To prove their point, they're using a stock Microsoft Surface Pro III connected over a standard USB 3.0 cable to a DisplayLink-based docking station, this docking station is connected to a Dell 5K UltraSharp UP2715K 27" Monitor, through the implementation of DisplayLink's latest 5K chipset.
CES 2015 - One of the things I was looking forward to seeing Samsung unveil at CES 2015 this year were 4K TVs, and I was not disappointed at all. The company unveiled its super impressive new SUHD range of 4K TVs, which look and perform delicious from what we saw.
The new SUHD TVs use 'nano-crystal semiconductor' technology, which provide the "highest color purity and light efficiency" according to Samsung.
CES 2015 - ASUS didn't make a fuss over its upcoming PG27AQ display, but it was hidden in plain sight at their CES 2015 press conference today at Caesers Palace here in Las Vegas.
The ROG Swift PG27AQ is a 27-inch 4K display with NVIDIA's G-SYNC technology. Better yet, we not only have the 3840x2160 resolution at 60Hz, but this new monitor is based on an IPS panel. This means we might be seeing the best 4K gaming monitor to come from ASUS first, with gamers begging for a 4K 60Hz IPS panel for quite sometime. NVIDIA's G-SYNC technology is just the icing on an already very delicious cake.

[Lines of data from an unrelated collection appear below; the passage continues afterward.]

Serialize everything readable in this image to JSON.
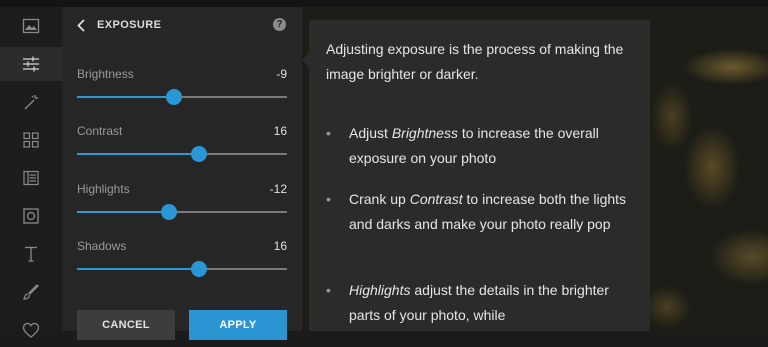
{
  "panel": {
    "title": "EXPOSURE",
    "help": "?",
    "sliders": [
      {
        "label": "Brightness",
        "value": "-9",
        "level": 0.46
      },
      {
        "label": "Contrast",
        "value": "16",
        "level": 0.58
      },
      {
        "label": "Highlights",
        "value": "-12",
        "level": 0.44
      },
      {
        "label": "Shadows",
        "value": "16",
        "level": 0.58
      }
    ],
    "cancel_label": "CANCEL",
    "apply_label": "APPLY"
  },
  "tooltip": {
    "intro": "Adjusting exposure is the process of making the image brighter or darker.",
    "bullet_mark": "•",
    "bullets": [
      {
        "pre": "Adjust ",
        "em": "Brightness",
        "post": " to increase the overall exposure on your photo"
      },
      {
        "pre": "Crank up ",
        "em": "Contrast",
        "post": " to increase both the lights and darks and make your photo really pop"
      },
      {
        "pre": "",
        "em": "Highlights",
        "post": " adjust the details in the brighter parts of your photo, while"
      }
    ]
  },
  "toolbar_icons": [
    "image-icon",
    "sliders-icon",
    "magic-wand-icon",
    "grid-icon",
    "frame-icon",
    "focus-icon",
    "text-icon",
    "brush-icon",
    "heart-icon"
  ],
  "colors": {
    "accent": "#2b95d4",
    "panel": "#262626",
    "tooltip": "#2b2b2b"
  }
}
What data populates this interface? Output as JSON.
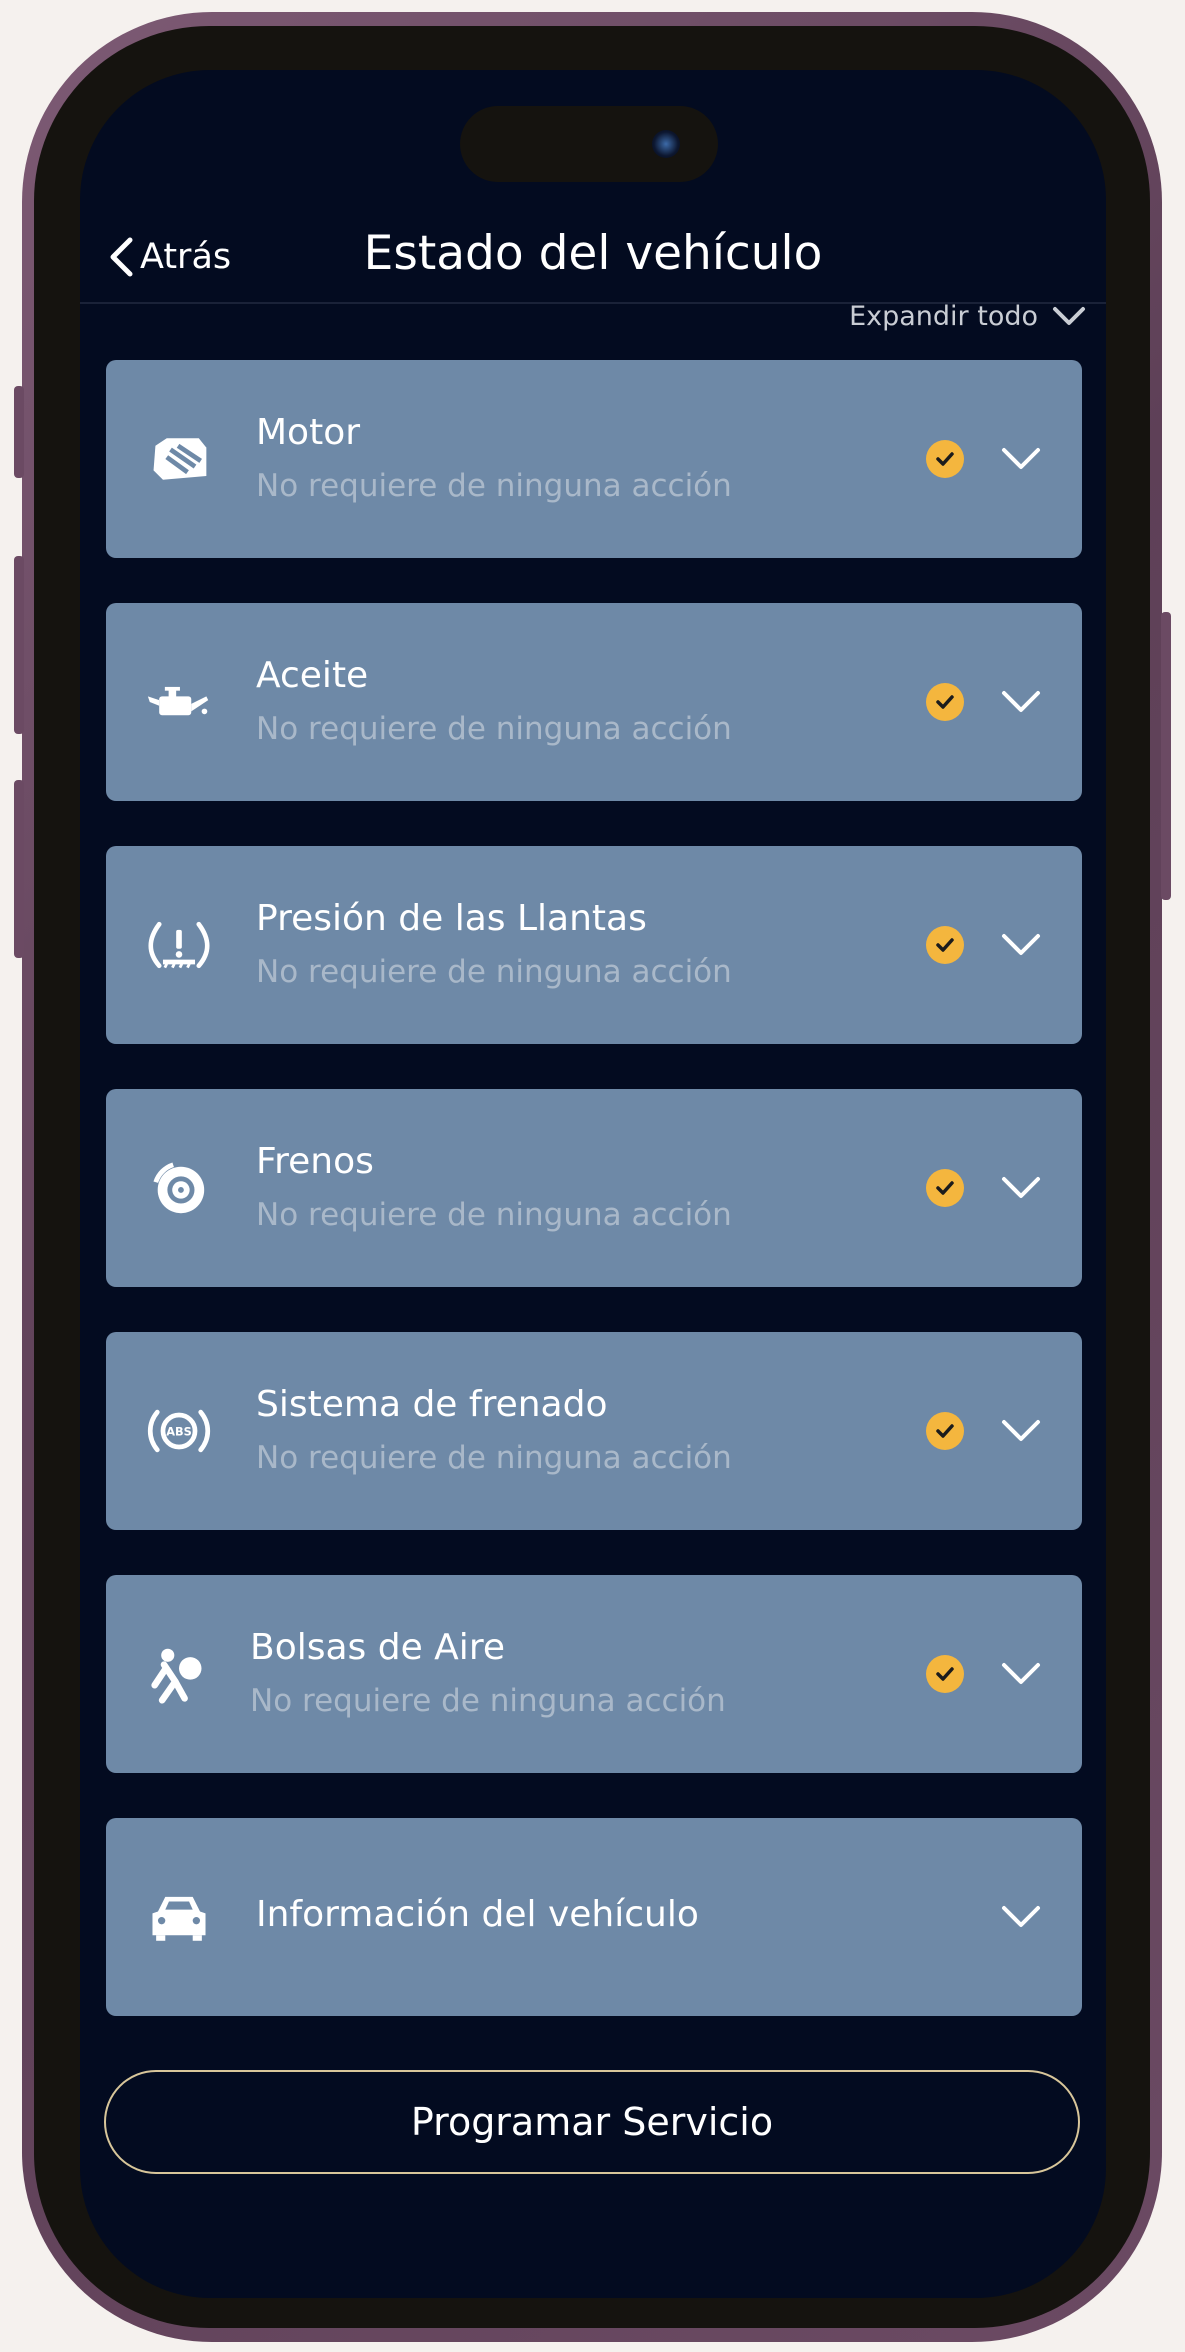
{
  "nav": {
    "back_label": "Atrás",
    "title": "Estado del vehículo"
  },
  "expand_all_label": "Expandir todo",
  "status_items": [
    {
      "title": "Motor",
      "subtitle": "No requiere de ninguna acción",
      "icon": "engine-icon",
      "status": "ok"
    },
    {
      "title": "Aceite",
      "subtitle": "No requiere de ninguna acción",
      "icon": "oil-can-icon",
      "status": "ok"
    },
    {
      "title": "Presión de las Llantas",
      "subtitle": "No requiere de ninguna acción",
      "icon": "tire-pressure-icon",
      "status": "ok"
    },
    {
      "title": "Frenos",
      "subtitle": "No requiere de ninguna acción",
      "icon": "brake-disc-icon",
      "status": "ok"
    },
    {
      "title": "Sistema de frenado",
      "subtitle": "No requiere de ninguna acción",
      "icon": "abs-icon",
      "status": "ok"
    },
    {
      "title": "Bolsas de Aire",
      "subtitle": "No requiere de ninguna acción",
      "icon": "airbag-icon",
      "status": "ok"
    }
  ],
  "vehicle_info": {
    "title": "Información del vehículo",
    "icon": "car-icon"
  },
  "cta_label": "Programar Servicio",
  "colors": {
    "screen_bg": "#030b20",
    "card_bg": "#6e89a7",
    "check": "#f4b63e",
    "cta_border": "#d8c69a"
  }
}
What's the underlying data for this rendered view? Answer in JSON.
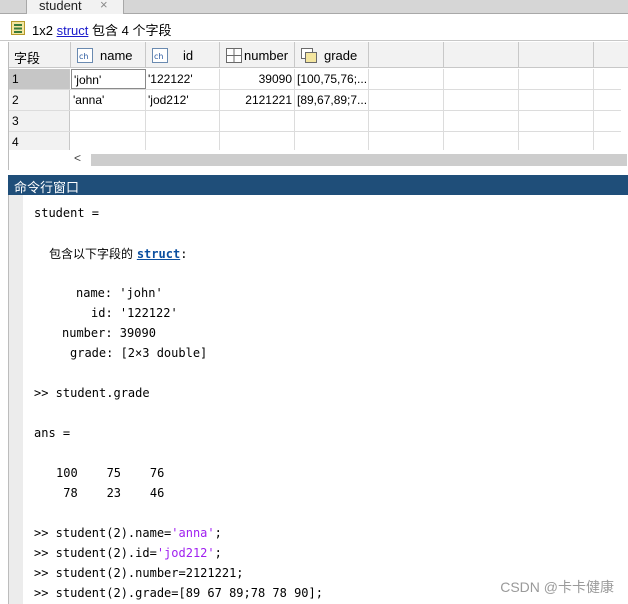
{
  "editor": {
    "tab_label": "student",
    "tab_close": "×",
    "info_prefix": "1x2",
    "info_link": "struct",
    "info_suffix": "包含 4 个字段"
  },
  "grid": {
    "corner_label": "字段",
    "columns": [
      "name",
      "id",
      "number",
      "grade"
    ],
    "rows": [
      {
        "index": "1",
        "name": "'john'",
        "id": "'122122'",
        "number": "39090",
        "grade": "[100,75,76;..."
      },
      {
        "index": "2",
        "name": "'anna'",
        "id": "'jod212'",
        "number": "2121221",
        "grade": "[89,67,89;7..."
      },
      {
        "index": "3",
        "name": "",
        "id": "",
        "number": "",
        "grade": ""
      },
      {
        "index": "4",
        "name": "",
        "id": "",
        "number": "",
        "grade": ""
      }
    ],
    "scroll_left": "<"
  },
  "command_window": {
    "title": "命令行窗口",
    "lines": {
      "l1": "student =",
      "l2a": "包含以下字段的 ",
      "l2b": "struct",
      "l2c": ":",
      "l3": "name: 'john'",
      "l4": "id: '122122'",
      "l5": "number: 39090",
      "l6": "grade: [2×3 double]",
      "l7": ">> student.grade",
      "l8": "ans =",
      "l9": "100    75    76",
      "l10": " 78    23    46",
      "l11a": ">> student(2).name=",
      "l11b": "'anna'",
      "l11c": ";",
      "l12a": ">> student(2).id=",
      "l12b": "'jod212'",
      "l12c": ";",
      "l13": ">> student(2).number=2121221;",
      "l14": ">> student(2).grade=[89 67 89;78 78 90];"
    }
  },
  "watermark": "CSDN @卡卡健康",
  "colors": {
    "title_bar": "#1f4e79",
    "link": "#1a1acc",
    "string": "#a020f0"
  }
}
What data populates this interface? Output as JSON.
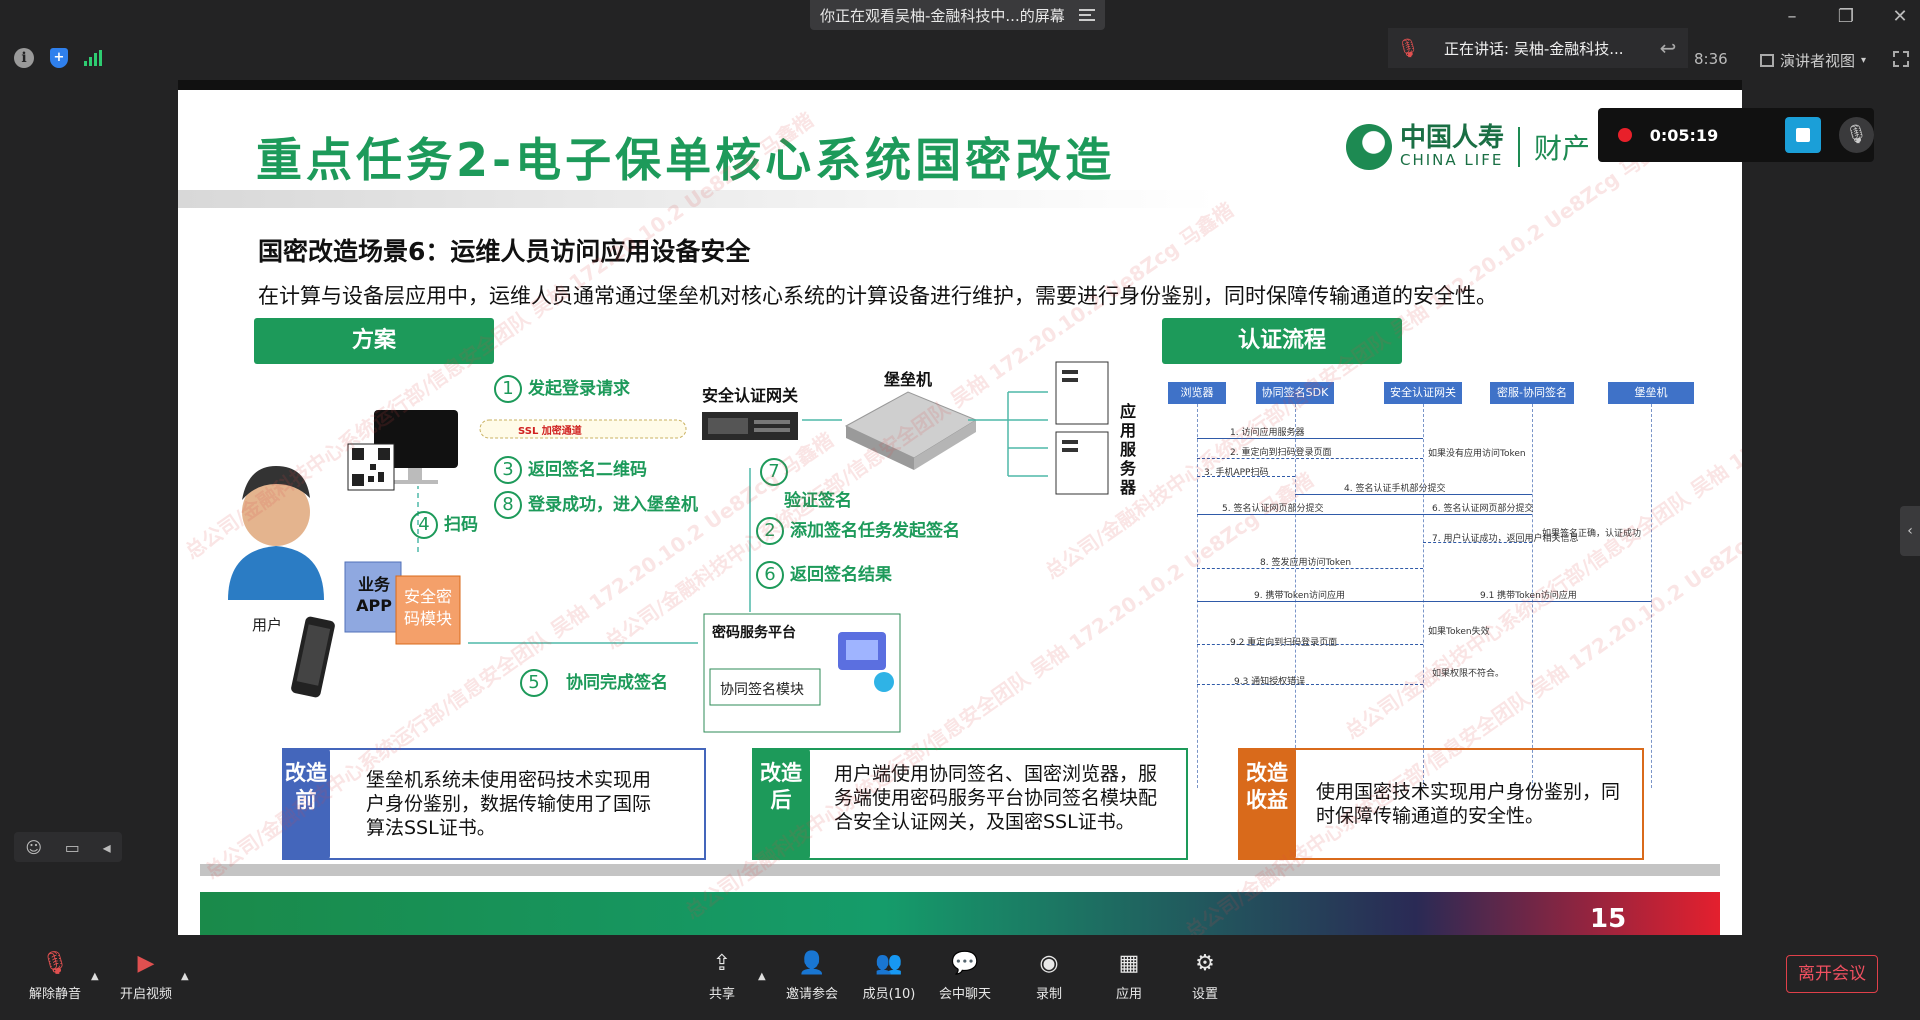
{
  "window": {
    "share_banner": "你正在观看吴柚-金融科技中...的屏幕",
    "speaker_text": "正在讲话: 吴柚-金融科技...",
    "clock": "8:36",
    "view_mode": "演讲者视图",
    "recording_time": "0:05:19"
  },
  "slide": {
    "title": "重点任务2-电子保单核心系统国密改造",
    "logo_cn": "中国人寿",
    "logo_en": "CHINA LIFE",
    "logo_fin": "财产",
    "scene_title": "国密改造场景6：运维人员访问应用设备安全",
    "scene_desc": "在计算与设备层应用中，运维人员通常通过堡垒机对核心系统的计算设备进行维护，需要进行身份鉴别，同时保障传输通道的安全性。",
    "tab_solution": "方案",
    "tab_flow": "认证流程",
    "diagram": {
      "step1": "发起登录请求",
      "step3": "返回签名二维码",
      "step8": "登录成功，进入堡垒机",
      "step4": "扫码",
      "step7": "验证签名",
      "step2": "添加签名任务发起签名",
      "step6": "返回签名结果",
      "step5": "协同完成签名",
      "ssl": "SSL 加密通道",
      "gateway": "安全认证网关",
      "bastion": "堡垒机",
      "app_server": "应用服务器",
      "user": "用户",
      "biz_app": "业务APP",
      "crypto_module": "安全密码模块",
      "crypto_platform": "密码服务平台",
      "cosign_module": "协同签名模块",
      "n1": "1",
      "n2": "2",
      "n3": "3",
      "n4": "4",
      "n5": "5",
      "n6": "6",
      "n7": "7",
      "n8": "8"
    },
    "flow": {
      "headers": [
        "浏览器",
        "协同签名SDK",
        "安全认证网关",
        "密服-协同签名",
        "堡垒机"
      ],
      "steps": [
        "1. 访问应用服务器",
        "2. 重定向到扫码登录页面",
        "如果没有应用访问Token",
        "3. 手机APP扫码",
        "4. 签名认证手机部分提交",
        "5. 签名认证网页部分提交",
        "6. 签名认证网页部分提交",
        "如果签名正确，认证成功",
        "7. 用户认证成功，返回用户相关信息",
        "8. 签发应用访问Token",
        "9. 携带Token访问应用",
        "9.1 携带Token访问应用",
        "如果Token失效",
        "9.2 重定向到扫码登录页面",
        "如果权限不符合。",
        "9.3 通知授权错误"
      ]
    },
    "before": {
      "tag": "改造前",
      "text": "堡垒机系统未使用密码技术实现用户身份鉴别，数据传输使用了国际算法SSL证书。"
    },
    "after": {
      "tag": "改造后",
      "text": "用户端使用协同签名、国密浏览器，服务端使用密码服务平台协同签名模块配合安全认证网关，及国密SSL证书。"
    },
    "benefit": {
      "tag": "改造收益",
      "text": "使用国密技术实现用户身份鉴别，同时保障传输通道的安全性。"
    },
    "page_number": "15",
    "watermark": "总公司/金融科技中心系统运行部/信息安全团队 吴柚 172.20.10.2 Ue8Zcg 马鑫楷"
  },
  "toolbar": {
    "unmute": "解除静音",
    "video": "开启视频",
    "share": "共享",
    "invite": "邀请参会",
    "members": "成员(10)",
    "chat": "会中聊天",
    "record": "录制",
    "apps": "应用",
    "settings": "设置",
    "leave": "离开会议"
  },
  "colors": {
    "accent_green": "#1d9a5a",
    "before_blue": "#4466bb",
    "benefit_orange": "#d96a1b",
    "leave_red": "#e0404a"
  }
}
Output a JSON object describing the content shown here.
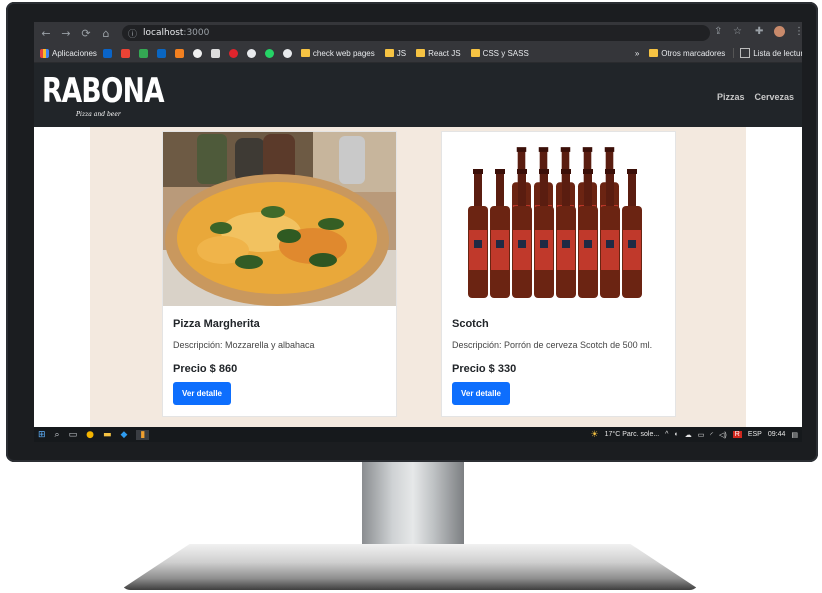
{
  "browser": {
    "url_host": "localhost",
    "url_port": ":3000",
    "bookmarks": [
      {
        "label": "Aplicaciones",
        "type": "apps"
      },
      {
        "label": "check web pages",
        "type": "folder"
      },
      {
        "label": "JS",
        "type": "folder"
      },
      {
        "label": "React JS",
        "type": "folder"
      },
      {
        "label": "CSS y SASS",
        "type": "folder"
      }
    ],
    "more_bookmarks": "»",
    "other_bookmarks": "Otros marcadores",
    "reading_list": "Lista de lectura"
  },
  "site": {
    "brand": "RABONA",
    "tagline": "Pizza and beer",
    "nav": [
      "Pizzas",
      "Cervezas"
    ]
  },
  "products": [
    {
      "title": "Pizza Margherita",
      "description": "Descripción: Mozzarella y albahaca",
      "price": "Precio $ 860",
      "button": "Ver detalle",
      "image": "pizza-image"
    },
    {
      "title": "Scotch",
      "description": "Descripción: Porrón de cerveza Scotch de 500 ml.",
      "price": "Precio $ 330",
      "button": "Ver detalle",
      "image": "beer-bottles-image"
    }
  ],
  "taskbar": {
    "weather": "17°C  Parc. sole...",
    "language": "ESP",
    "time": "09:44"
  },
  "colors": {
    "header_bg": "#212529",
    "content_bg": "#f3e9df",
    "button_bg": "#0d6efd"
  }
}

Another shot of the new ROG Swift PG27AQ.
CES 2015 - Sceptre is celebrating its 30-year anniversary by showing off 4K ultra-high-definition HDTVs during CES 2015.
The company has new 4K UHD TVs that range from 50 to 84-inches, including SRS TruSurround HD technology, HDMI 2.0, HDCP 2.2, and 3840 x 2160 resolution.
Sceptre also introduced new 4K UHD displays with touch features, with screens ranging from 50 to 65-inches. In addition, PC gamers can take the 28-inch 4K UHD monitor for a spin, as 4K monitors drop in price and availability continues to increase.